This is a column that I hoped I would never have cause to write. Like most volunteers with organizations that rescue Newfs in need, I want nothing more than to put ourselves totally out of business by having the need go away. Regrettably we appear to be going in the opposite direction.
Southern Ontario and Quebec are the main problem areas in Canada for displaced Newfoundland dogs. This situation became very apparent after Newf Rescue in Ontario endured a melt down in 2006. Not only did the main rescue organization go under but puppy mills and back yard breeders (BYB’s) sprung up like weeds in both provinces thereby providing more candidates for surrender. To further compound the problem several informal rescues appeared on the scene and complaints soon followed.
These new so-called rescues frequently turned out to be nothing more than puppy mills in disguise. Not only did they fail to take care of their surrenders as a reputable rescue organization would (spay/neuter, vaccinate, etc.) but they kept some of the incoming dogs as breeding stock and sold the others for profit all while pretending to be do-gooders. Ironically they often got more from an “adoption fee” than they would have as a regular sale from their kennel; a typical adoption fee for a rescue is $500 and some of the mills and BYB’s were selling Newfoundlands in 2006 for as little as $200. Even today, in 2013, you can purchase a Newf for $250.
Fortunately Newfie lovers responded. In Quebec and Southern Ontario we set up three new organizations to help our beloved breed. To get rescue back on track locally we formed Newf Friends Newfoundland Rescue for Ontario and S.O.S. Terres-Neuve-Quebec.
To ensure that folks who want to adopt or surrender a Newfoundland with a reputable rescue group can find one, Newf Rescue Canada was brought into being. There are approved rescue contacts from Newfoundland to British Columbia listed on their website. For people unable to locate a rescue group that is able to assist them, a contact is listed for assistance.
Newf Friends did a statistical analysis on where their surrenders were coming from. To our great surprise the vast majority (77%) came from BYB’s and only 10% from puppy mills. This does not mean that puppy mills are not a problem but the growth area in producing Newf pups that end up in rescue is definitely the back yard breeders. An important function of any rescue is education. If we can enlighten people before they make a bad purchase this is so much better than trying to clean up after the disaster. To this end Newf Friends put up an article on their website about identifying BYB’s. Please share this with friends and acquaintances who may be looking to add a Newfoundland dog to their family.
A picture is suppose to be worth 10,000 words, so an illustration of a particular problem may help:
Tycho came to us in such bad health that the veterinarian would not vaccinate him until he improved. The main thing we did for his health was feed him a good quality food – seeing is believing. Because of Tycho and others like him we have stepped up our efforts to provide ongoing guidance to Newfie owners who do not get good breeder support; while on one hand we were thrilled that we could make such a difference with this boy, we were also faced with the fact that it was so preventable.
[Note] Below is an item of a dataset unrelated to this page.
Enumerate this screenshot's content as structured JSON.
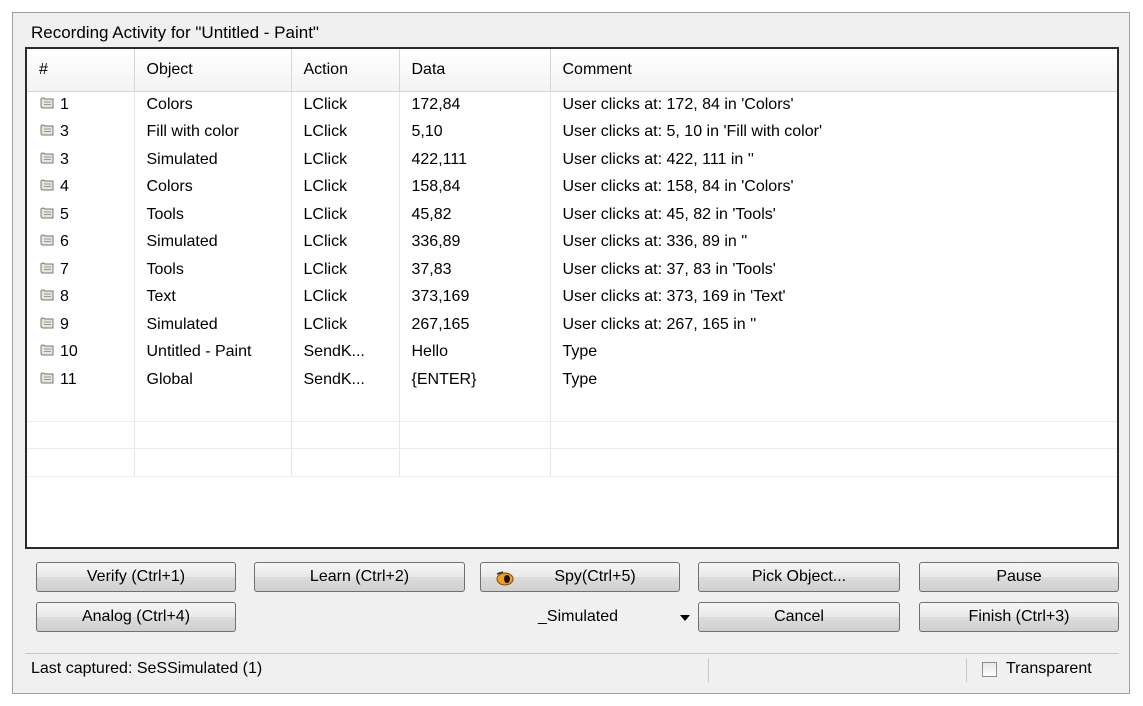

Peter Maniate has been writing columns for the Newf News, the magazine of the Newfoundland Dog Club of Canada, since 1979. In 1996 he started writing a Newfoundland dog column in the Breedlines section of Dogs in Canada magazine on behalf of the Newfoundland Dog Club of Canada. When Dogs in Canada ceased publication at the end of 2011 he continued the Breedlines column in the Newf Newfs.
Permission is granted for re-publication of the preceding article or excerpts from it as long as the author is credited and the name of the original publication and date of first publication is included.Newf News